Dataset entries:
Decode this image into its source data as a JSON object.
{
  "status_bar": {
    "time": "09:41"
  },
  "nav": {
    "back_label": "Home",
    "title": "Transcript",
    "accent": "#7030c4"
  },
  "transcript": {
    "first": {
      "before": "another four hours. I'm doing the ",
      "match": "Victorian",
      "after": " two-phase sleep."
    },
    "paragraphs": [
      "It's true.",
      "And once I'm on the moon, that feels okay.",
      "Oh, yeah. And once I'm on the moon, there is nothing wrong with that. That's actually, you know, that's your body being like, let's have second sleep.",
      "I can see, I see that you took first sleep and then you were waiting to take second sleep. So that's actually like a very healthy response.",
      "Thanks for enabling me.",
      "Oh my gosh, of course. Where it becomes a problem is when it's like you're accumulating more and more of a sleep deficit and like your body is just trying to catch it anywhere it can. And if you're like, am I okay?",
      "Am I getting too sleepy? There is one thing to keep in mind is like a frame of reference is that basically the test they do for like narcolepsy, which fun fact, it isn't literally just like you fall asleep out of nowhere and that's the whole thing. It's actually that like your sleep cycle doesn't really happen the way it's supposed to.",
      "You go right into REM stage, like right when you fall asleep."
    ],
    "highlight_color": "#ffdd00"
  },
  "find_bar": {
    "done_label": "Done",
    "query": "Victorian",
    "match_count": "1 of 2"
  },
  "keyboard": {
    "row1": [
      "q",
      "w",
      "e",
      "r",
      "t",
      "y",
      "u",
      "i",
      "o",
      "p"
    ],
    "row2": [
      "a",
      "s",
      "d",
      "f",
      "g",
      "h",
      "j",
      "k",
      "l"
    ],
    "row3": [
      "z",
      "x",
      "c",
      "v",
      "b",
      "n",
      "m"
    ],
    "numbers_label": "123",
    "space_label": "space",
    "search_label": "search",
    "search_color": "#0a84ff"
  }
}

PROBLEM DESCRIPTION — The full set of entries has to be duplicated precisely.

ANSWER —
Decode this image into its source data as a JSON object.
{
  "status_bar": {
    "time": "09:41"
  },
  "nav": {
    "back_label": "Home",
    "title": "Transcript",
    "accent": "#7030c4"
  },
  "transcript": {
    "first": {
      "before": "another four hours. I'm doing the ",
      "match": "Victorian",
      "after": " two-phase sleep."
    },
    "paragraphs": [
      "It's true.",
      "And once I'm on the moon, that feels okay.",
      "Oh, yeah. And once I'm on the moon, there is nothing wrong with that. That's actually, you know, that's your body being like, let's have second sleep.",
      "I can see, I see that you took first sleep and then you were waiting to take second sleep. So that's actually like a very healthy response.",
      "Thanks for enabling me.",
      "Oh my gosh, of course. Where it becomes a problem is when it's like you're accumulating more and more of a sleep deficit and like your body is just trying to catch it anywhere it can. And if you're like, am I okay?",
      "Am I getting too sleepy? There is one thing to keep in mind is like a frame of reference is that basically the test they do for like narcolepsy, which fun fact, it isn't literally just like you fall asleep out of nowhere and that's the whole thing. It's actually that like your sleep cycle doesn't really happen the way it's supposed to.",
      "You go right into REM stage, like right when you fall asleep."
    ],
    "highlight_color": "#ffdd00"
  },
  "find_bar": {
    "done_label": "Done",
    "query": "Victorian",
    "match_count": "1 of 2"
  },
  "keyboard": {
    "row1": [
      "q",
      "w",
      "e",
      "r",
      "t",
      "y",
      "u",
      "i",
      "o",
      "p"
    ],
    "row2": [
      "a",
      "s",
      "d",
      "f",
      "g",
      "h",
      "j",
      "k",
      "l"
    ],
    "row3": [
      "z",
      "x",
      "c",
      "v",
      "b",
      "n",
      "m"
    ],
    "numbers_label": "123",
    "space_label": "space",
    "search_label": "search",
    "search_color": "#0a84ff"
  }
}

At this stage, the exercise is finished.